Small diverse business certification basics for Pennsylvania government contracts

An explicit goal of the Pennsylvania governor’s office is to increase small diverse business contractors that receive government contracts (SDBs). Gov. Tom Wolf has set a goal of increasing the percentage of SDB contracts to 26.3%, which is approximately a 400% increase. So how does a construction company qualify as eligible to receive the preferred treatment of an SDB? And are there any opportunities for non SDBs to partner and obtain Commonwealth contracts?

The first step for qualifying as a SDB is to self-certify as a small business. Pennsylvania requires the business entity to: be properly registered as a business and legally operating within the Commonwealth; employ no more than 100 full time-equivalent employees; have gross revenues under $38.5 million; and not be a dominant force in its industry. Upon completion of the small business self-certification, the entity will receive a certificate and can begin competing as a small business for contracts within the Commonwealth. Businesses should note, though, that self-certification does not confer small diverse business status.

To obtain SDB status, the company must be “verified” by a third-party entity approved by the Department of General Services. The third party will verify:

  • The entity is at least 51% owned by someone who is a woman, a minority, a veteran, disabled or LGBT; and
  • The company is controlled, operated and managed by a diverse individual or individuals.

Non-diverse individuals may be employed and can even hold positions of authority, but overall ownership and executive team must be a woman, minority, veteran, disabled or LGBT.
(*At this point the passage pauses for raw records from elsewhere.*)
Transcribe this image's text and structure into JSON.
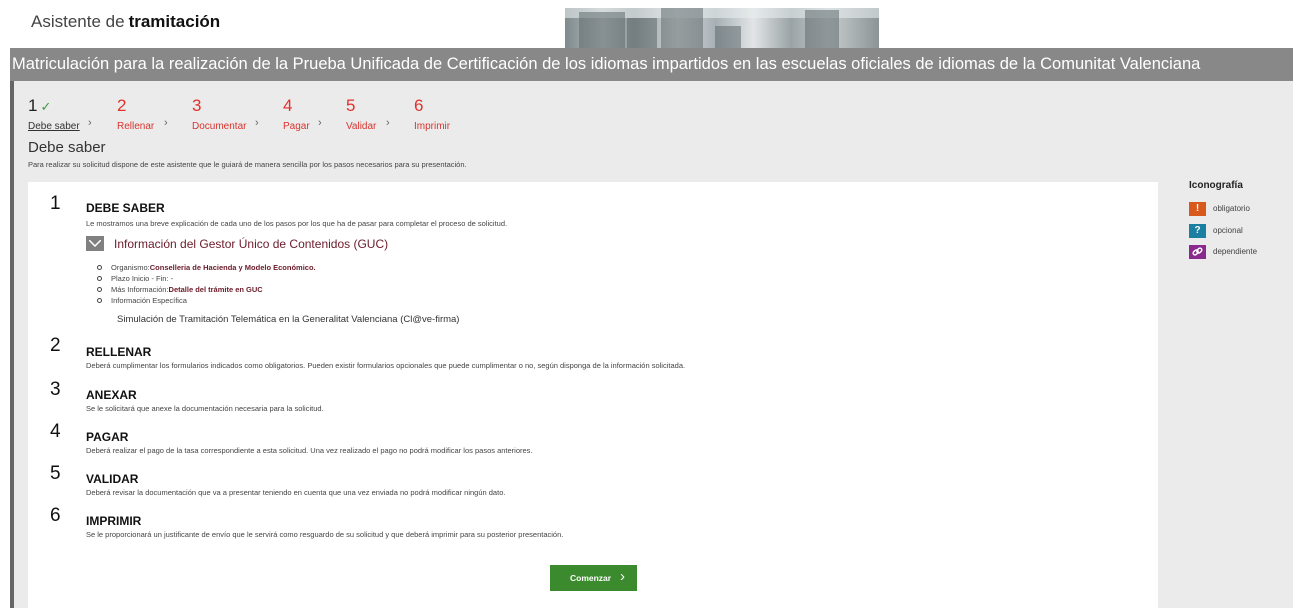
{
  "header": {
    "app_title_prefix": "Asistente de",
    "app_title_bold": "tramitación"
  },
  "procedure_title": "Matriculación para la realización de la Prueba Unificada de Certificación de los idiomas impartidos en las escuelas oficiales de idiomas de la Comunitat Valenciana",
  "steps": [
    {
      "number": "1",
      "label": "Debe saber",
      "completed": true
    },
    {
      "number": "2",
      "label": "Rellenar",
      "completed": false
    },
    {
      "number": "3",
      "label": "Documentar",
      "completed": false
    },
    {
      "number": "4",
      "label": "Pagar",
      "completed": false
    },
    {
      "number": "5",
      "label": "Validar",
      "completed": false
    },
    {
      "number": "6",
      "label": "Imprimir",
      "completed": false
    }
  ],
  "check_icon": "✓",
  "chevron_icon": "›",
  "section": {
    "title": "Debe saber",
    "description": "Para realizar su solicitud dispone de este asistente que le guiará de manera sencilla por los pasos necesarios para su presentación."
  },
  "blocks": [
    {
      "number": "1",
      "title": "DEBE SABER",
      "description": "Le mostramos una breve explicación de cada uno de los pasos por los que ha de pasar para completar el proceso de solicitud."
    },
    {
      "number": "2",
      "title": "RELLENAR",
      "description": "Deberá cumplimentar los formularios indicados como obligatorios. Pueden existir formularios opcionales que puede cumplimentar o no, según disponga de la información solicitada."
    },
    {
      "number": "3",
      "title": "ANEXAR",
      "description": "Se le solicitará que anexe la documentación necesaria para la solicitud."
    },
    {
      "number": "4",
      "title": "PAGAR",
      "description": "Deberá realizar el pago de la tasa correspondiente a esta solicitud. Una vez realizado el pago no podrá modificar los pasos anteriores."
    },
    {
      "number": "5",
      "title": "VALIDAR",
      "description": "Deberá revisar la documentación que va a presentar teniendo en cuenta que una vez enviada no podrá modificar ningún dato."
    },
    {
      "number": "6",
      "title": "IMPRIMIR",
      "description": "Se le proporcionará un justificante de envío que le servirá como resguardo de su solicitud y que deberá imprimir para su posterior presentación."
    }
  ],
  "guc": {
    "title": "Información del Gestor Único de Contenidos (GUC)",
    "organismo_label": "Organismo:",
    "organismo_value": "Conselleria de Hacienda y Modelo Económico.",
    "plazo": "Plazo Inicio - Fin: -",
    "mas_info_label": "Más Información:",
    "mas_info_link": "Detalle del trámite en GUC",
    "info_especifica": "Información Específica",
    "simulacion": "Simulación de Tramitación Telemática en la Generalitat Valenciana (Cl@ve-firma)"
  },
  "start_button": {
    "label": "Comenzar",
    "arrow": "›"
  },
  "legend": {
    "title": "Iconografía",
    "items": [
      {
        "symbol": "!",
        "label": "obligatorio",
        "color": "#d8591c"
      },
      {
        "symbol": "?",
        "label": "opcional",
        "color": "#1a7fa0"
      },
      {
        "symbol": "🔗",
        "label": "dependiente",
        "color": "#8a2a8f"
      }
    ]
  },
  "colors": {
    "accent_red": "#e0322b",
    "title_band": "#888888",
    "button_green": "#3c8a2e",
    "guc_text": "#6b1b2a"
  }
}
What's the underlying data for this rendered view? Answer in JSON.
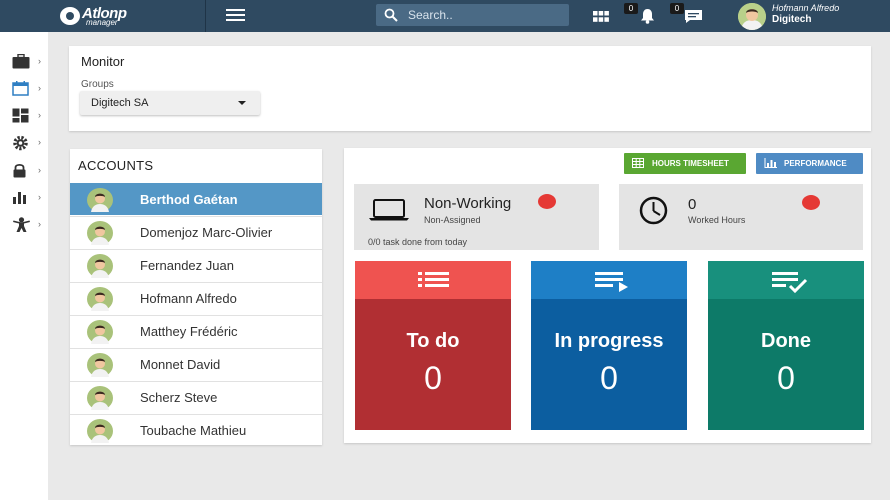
{
  "app": {
    "logo_main": "Atlonp",
    "logo_sub": "manager",
    "search_placeholder": "Search..",
    "notifications_count": "0",
    "messages_count": "0",
    "user_name": "Hofmann Alfredo",
    "user_org": "Digitech"
  },
  "sidebar": {
    "items": [
      {
        "icon": "briefcase-icon"
      },
      {
        "icon": "calendar-icon"
      },
      {
        "icon": "dashboard-icon"
      },
      {
        "icon": "gear-icon"
      },
      {
        "icon": "lock-icon"
      },
      {
        "icon": "bar-chart-icon"
      },
      {
        "icon": "person-icon"
      }
    ]
  },
  "monitor": {
    "title": "Monitor",
    "groups_label": "Groups",
    "groups_value": "Digitech SA"
  },
  "accounts": {
    "title": "ACCOUNTS",
    "items": [
      {
        "name": "Berthod Gaétan",
        "active": true
      },
      {
        "name": "Domenjoz Marc-Olivier"
      },
      {
        "name": "Fernandez Juan"
      },
      {
        "name": "Hofmann Alfredo"
      },
      {
        "name": "Matthey Frédéric"
      },
      {
        "name": "Monnet David"
      },
      {
        "name": "Scherz Steve"
      },
      {
        "name": "Toubache Mathieu"
      }
    ]
  },
  "dashboard": {
    "hours_timesheet_label": "HOURS TIMESHEET",
    "performance_label": "PERFORMANCE",
    "status_title": "Non-Working",
    "status_sub": "Non-Assigned",
    "tasks_done": "0/0 task done from today",
    "worked_hours_value": "0",
    "worked_hours_label": "Worked Hours",
    "tiles": [
      {
        "label": "To do",
        "count": "0",
        "top_color": "#ef5350",
        "bottom_color": "#b12f33"
      },
      {
        "label": "In progress",
        "count": "0",
        "top_color": "#1e7fc6",
        "bottom_color": "#0c5ea0"
      },
      {
        "label": "Done",
        "count": "0",
        "top_color": "#18907d",
        "bottom_color": "#0d7a68"
      }
    ]
  },
  "colors": {
    "topbar": "#2f4a61",
    "accent_blue": "#5497c6",
    "timesheet_green": "#5aa732",
    "performance_blue": "#4f8bc4",
    "status_red": "#e53935"
  }
}
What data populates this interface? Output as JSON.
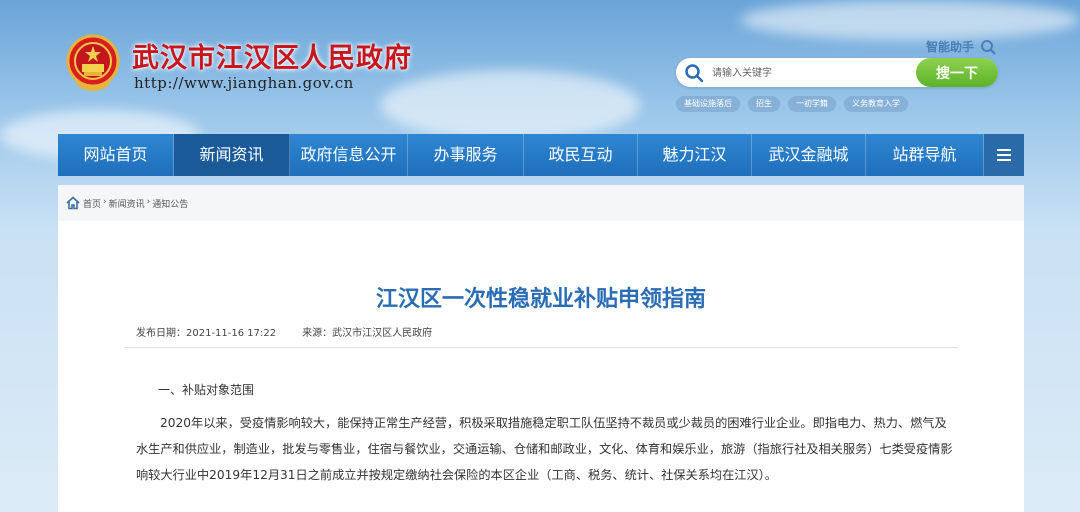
{
  "site": {
    "title": "武汉市江汉区人民政府",
    "url": "http://www.jianghan.gov.cn"
  },
  "assistant": {
    "label": "智能助手"
  },
  "search": {
    "placeholder": "请输入关键字",
    "button_label": "搜一下",
    "hot_tags": [
      "基础设施落后",
      "招生",
      "一初学籍",
      "义务教育入学"
    ]
  },
  "nav": {
    "items": [
      "网站首页",
      "新闻资讯",
      "政府信息公开",
      "办事服务",
      "政民互动",
      "魅力江汉",
      "武汉金融城",
      "站群导航"
    ],
    "active_index": 1,
    "menu_icon": "menu-icon"
  },
  "breadcrumb": [
    "首页",
    "›",
    "新闻资讯",
    "›",
    "通知公告"
  ],
  "article": {
    "title": "江汉区一次性稳就业补贴申领指南",
    "publish_date_label": "发布日期：",
    "publish_date": "2021-11-16 17:22",
    "source_label": "来源：",
    "source": "武汉市江汉区人民政府",
    "section_heading": "一、补贴对象范围",
    "paragraph": "2020年以来，受疫情影响较大，能保持正常生产经营，积极采取措施稳定职工队伍坚持不裁员或少裁员的困难行业企业。即指电力、热力、燃气及水生产和供应业，制造业，批发与零售业，住宿与餐饮业，交通运输、仓储和邮政业，文化、体育和娱乐业，旅游（指旅行社及相关服务）七类受疫情影响较大行业中2019年12月31日之前成立并按规定缴纳社会保险的本区企业（工商、税务、统计、社保关系均在江汉）。"
  },
  "colors": {
    "title_red": "#c8161d",
    "nav_blue": "#2f86d1",
    "nav_active": "#1a5a98",
    "search_green": "#5cb22a",
    "article_title_blue": "#2a6db5"
  }
}
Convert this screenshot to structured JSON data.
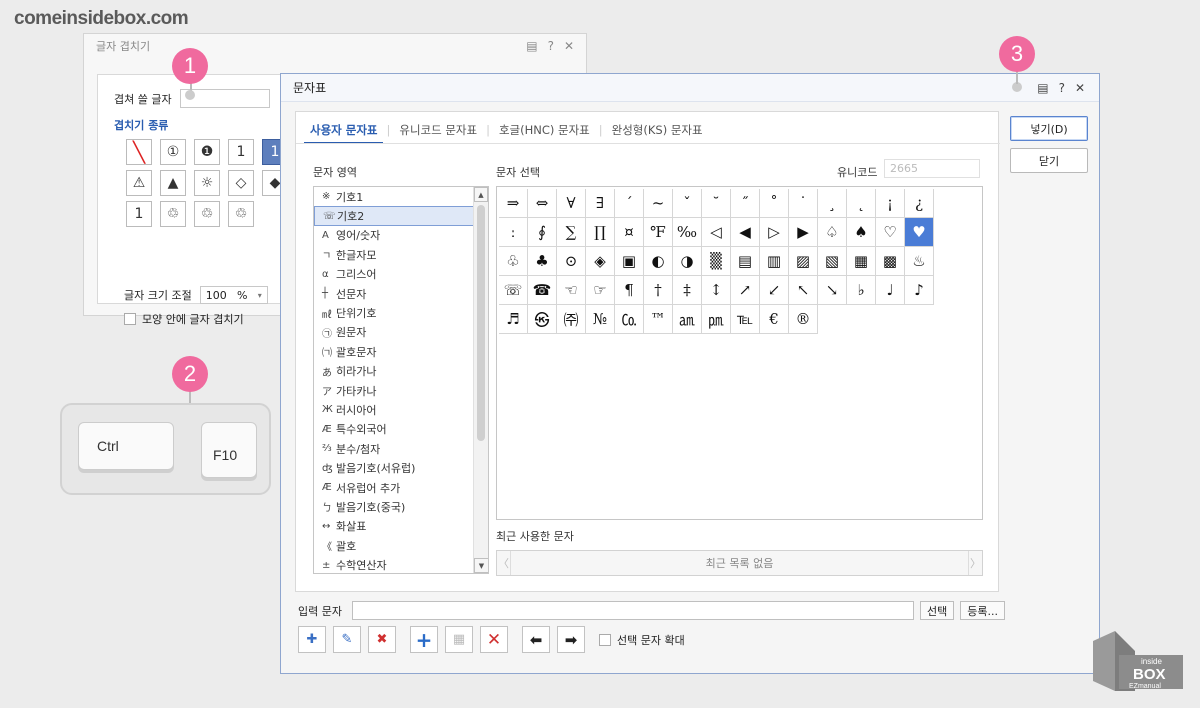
{
  "watermark": "comeinsidebox.com",
  "bg_dialog": {
    "title": "글자 겹치기",
    "field_label": "겹쳐 쓸 글자",
    "section_title": "겹치기 종류",
    "size_label": "글자 크기 조절",
    "size_value": "100",
    "size_unit": "%",
    "checkbox_label": "모양 안에 글자 겹치기",
    "shapes": [
      "╲",
      "①",
      "❶",
      "1",
      "1",
      "⚠",
      "▲",
      "☼",
      "◇",
      "◆",
      "1",
      "♲",
      "♲",
      "♲"
    ]
  },
  "markers": [
    "1",
    "2",
    "3"
  ],
  "keys": {
    "ctrl": "Ctrl",
    "f10": "F10"
  },
  "main": {
    "title": "문자표",
    "tabs": [
      "사용자 문자표",
      "유니코드 문자표",
      "호글(HNC) 문자표",
      "완성형(KS) 문자표"
    ],
    "area_label": "문자 영역",
    "select_label": "문자 선택",
    "unicode_label": "유니코드",
    "unicode_value": "2665",
    "recent_label": "최근 사용한 문자",
    "recent_empty": "최근 목록 없음",
    "input_label": "입력 문자",
    "select_btn": "선택",
    "register_btn": "등록...",
    "insert_btn": "넣기(D)",
    "close_btn": "닫기",
    "enlarge_label": "선택 문자 확대",
    "categories": [
      {
        "icon": "※",
        "label": "기호1"
      },
      {
        "icon": "☏",
        "label": "기호2"
      },
      {
        "icon": "A",
        "label": "영어/숫자"
      },
      {
        "icon": "ㄱ",
        "label": "한글자모"
      },
      {
        "icon": "α",
        "label": "그리스어"
      },
      {
        "icon": "┼",
        "label": "선문자"
      },
      {
        "icon": "㎖",
        "label": "단위기호"
      },
      {
        "icon": "㉠",
        "label": "원문자"
      },
      {
        "icon": "㈀",
        "label": "괄호문자"
      },
      {
        "icon": "あ",
        "label": "히라가나"
      },
      {
        "icon": "ア",
        "label": "가타카나"
      },
      {
        "icon": "Ж",
        "label": "러시아어"
      },
      {
        "icon": "Æ",
        "label": "특수외국어"
      },
      {
        "icon": "⅔",
        "label": "분수/첨자"
      },
      {
        "icon": "ʤ",
        "label": "발음기호(서유럽)"
      },
      {
        "icon": "Æ",
        "label": "서유럽어 추가"
      },
      {
        "icon": "ㄅ",
        "label": "발음기호(중국)"
      },
      {
        "icon": "↔",
        "label": "화살표"
      },
      {
        "icon": "《",
        "label": "괄호"
      },
      {
        "icon": "±",
        "label": "수학연산자"
      }
    ],
    "selected_category": "기호2",
    "chars": [
      "⇒",
      "⇔",
      "∀",
      "∃",
      "´",
      "~",
      "ˇ",
      "˘",
      "˝",
      "˚",
      "˙",
      "¸",
      "˛",
      "¡",
      "¿",
      "ː",
      "∮",
      "∑",
      "∏",
      "¤",
      "℉",
      "‰",
      "◁",
      "◀",
      "▷",
      "▶",
      "♤",
      "♠",
      "♡",
      "♥",
      "♧",
      "♣",
      "⊙",
      "◈",
      "▣",
      "◐",
      "◑",
      "▒",
      "▤",
      "▥",
      "▨",
      "▧",
      "▦",
      "▩",
      "♨",
      "☏",
      "☎",
      "☜",
      "☞",
      "¶",
      "†",
      "‡",
      "↕",
      "↗",
      "↙",
      "↖",
      "↘",
      "♭",
      "♩",
      "♪",
      "♬",
      "㉿",
      "㈜",
      "№",
      "㏇",
      "™",
      "㏂",
      "㏘",
      "℡",
      "€",
      "®"
    ],
    "selected_char": "♥"
  },
  "logo_text": {
    "top": "inside",
    "mid": "BOX",
    "bottom": "EZmanual"
  }
}
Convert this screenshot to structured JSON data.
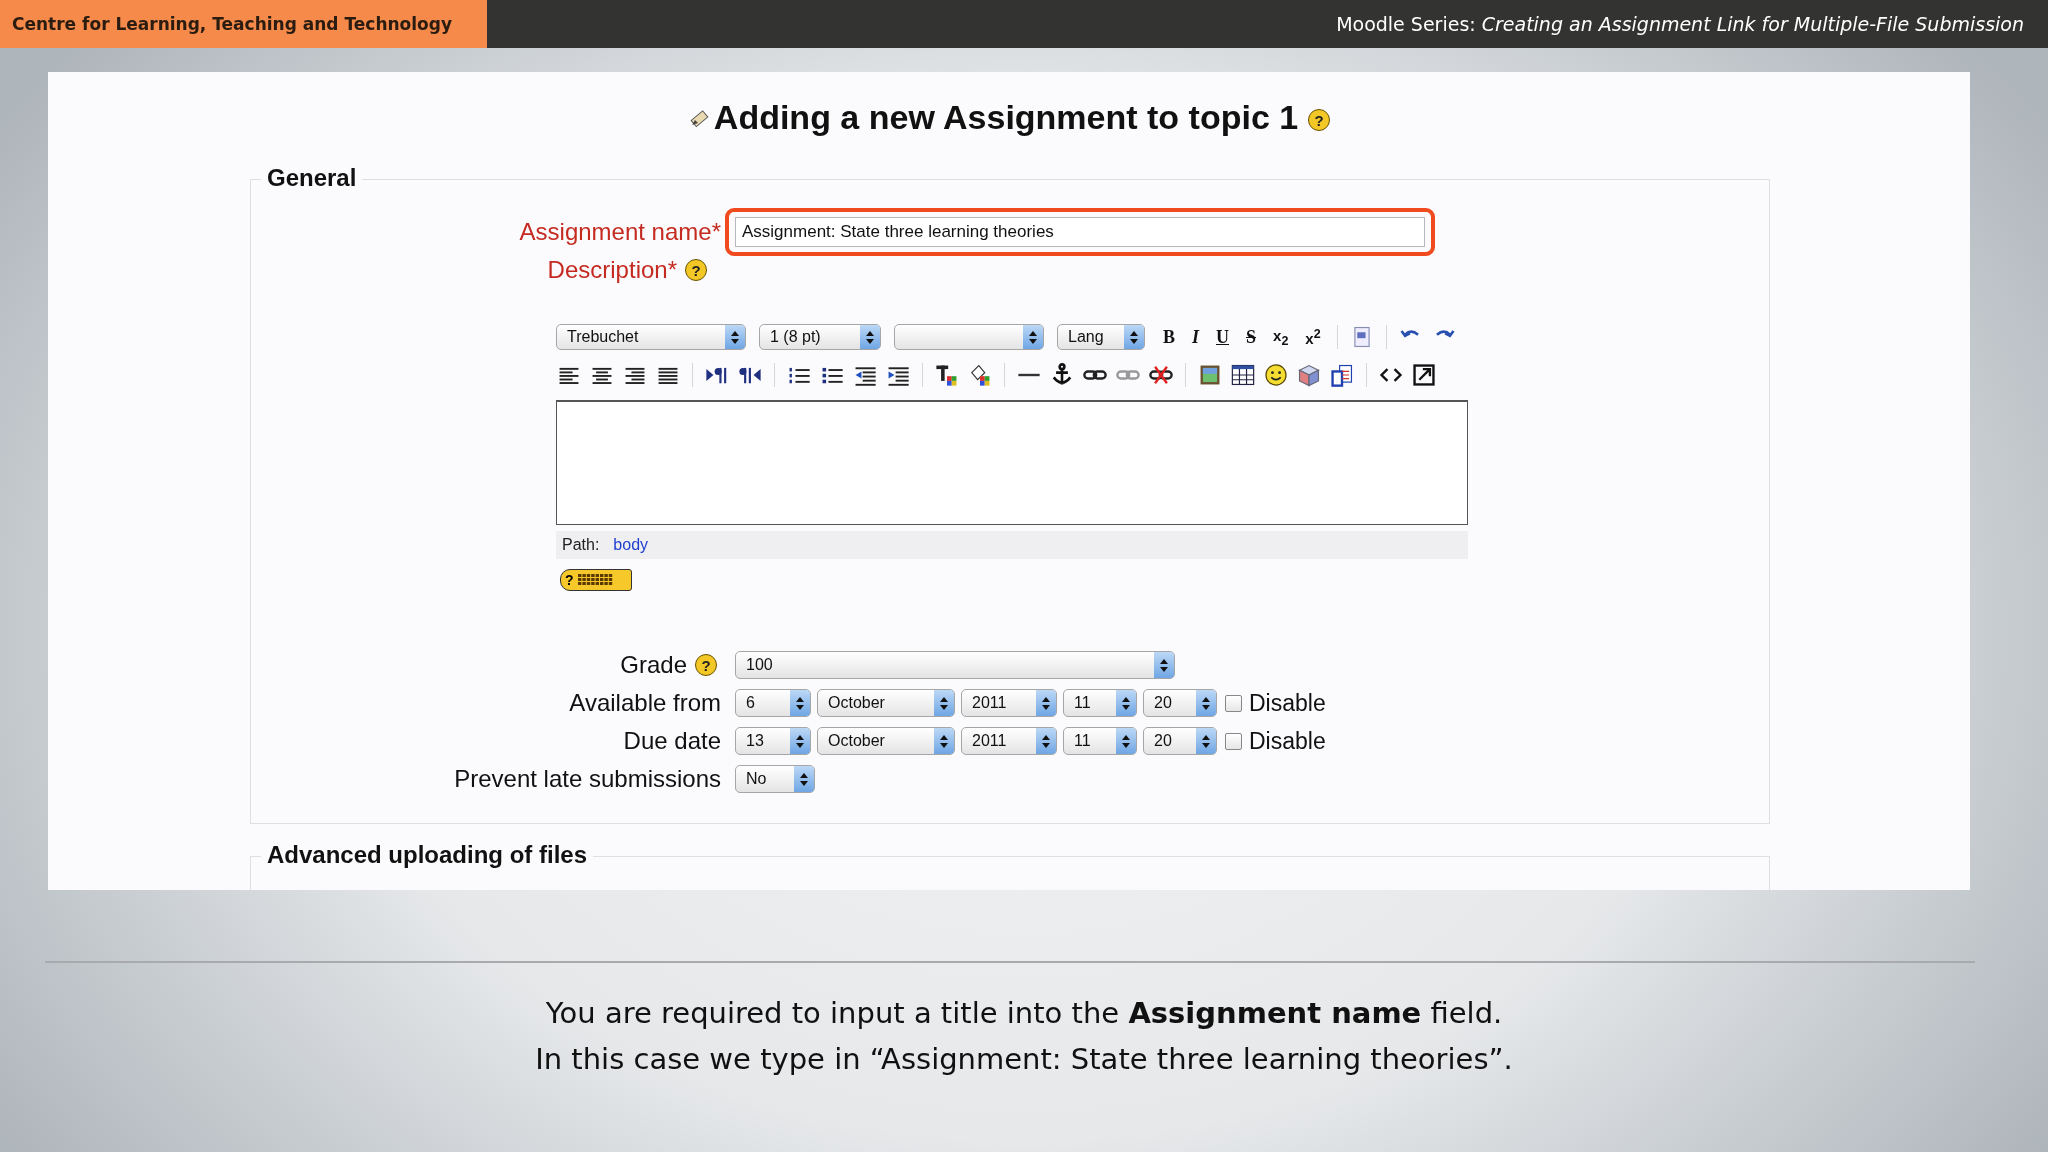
{
  "header": {
    "org": "Centre for Learning, Teaching and Technology",
    "series": "Moodle Series: *Creating an Assignment Link for Multiple-File Submission*"
  },
  "page": {
    "title": "Adding a new Assignment to topic 1",
    "help": "?"
  },
  "general": {
    "legend": "General",
    "name_field": {
      "label": "Assignment name*",
      "value": "Assignment: State three learning theories",
      "highlighted": true
    },
    "description": {
      "label": "Description*",
      "help": "?"
    },
    "editor": {
      "selects": [
        {
          "value": "Trebuchet"
        },
        {
          "value": "1 (8 pt)"
        },
        {
          "kind": "blank"
        },
        {
          "value": "Lang"
        }
      ],
      "format_buttons": [
        {
          "kind": "bold",
          "label": "B"
        },
        {
          "kind": "italic",
          "label": "I"
        },
        {
          "kind": "underline",
          "label": "U"
        },
        {
          "kind": "strike",
          "label": "S"
        },
        {
          "kind": "subscript",
          "label": "x$_{2}$"
        },
        {
          "kind": "superscript",
          "label": "x$^{2}$"
        }
      ],
      "path_label": "Path:",
      "path_link": "body",
      "keyboard_help": "?"
    },
    "grade": {
      "label": "Grade",
      "help": "?",
      "value": "100"
    },
    "dates": [
      {
        "label": "Available from",
        "day": "6",
        "month": "October",
        "year": "2011",
        "hour": "11",
        "minute": "20",
        "disable_label": "Disable",
        "checked": false
      },
      {
        "label": "Due date",
        "day": "13",
        "month": "October",
        "year": "2011",
        "hour": "11",
        "minute": "20",
        "disable_label": "Disable",
        "checked": false
      }
    ],
    "late": {
      "label": "Prevent late submissions",
      "value": "No"
    }
  },
  "advanced": {
    "legend": "Advanced uploading of files"
  },
  "caption": [
    "You are required to input a title into the **Assignment name** field.",
    "In this case we type in “Assignment: State three learning theories”."
  ]
}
A wide array of supporting documentation will be required from prospective SDBs, such as: (1) proof of U.S. citizenship; (2) proof of diverse status; (3) financial statements; (4) statement of the history of the business; and (5) corporate operating agreements. A site visit will also be completed by the third party verifier. Third party verification can take 60 – 90 days. Entities are also required to pay a fee ranging from $300 to over $1,000 depending on the size of the business.

Once approved, the certification lasts for one year from the date of the self-certification certificate, which means the SDB must re-certify annually. The re-certification process requires, among other things, the previous year’s tax return, statement of changes in ownership or management, all W2s for all officers, directors and owners, and payment a non-refundable processing fee.

In a second part article, we will discuss how non-SDB entities can team with SDB entities to bid on public contracts.

Legal counsel can assist with SDB certification

Navigating the process for becoming a certified SDB can be overwhelming; however, having a working understanding of the general requirements can make the process less intimidating. The attorneys in Saxton & Stump’s Construction Law Group can assist business owners seeking to become a certified small diverse business.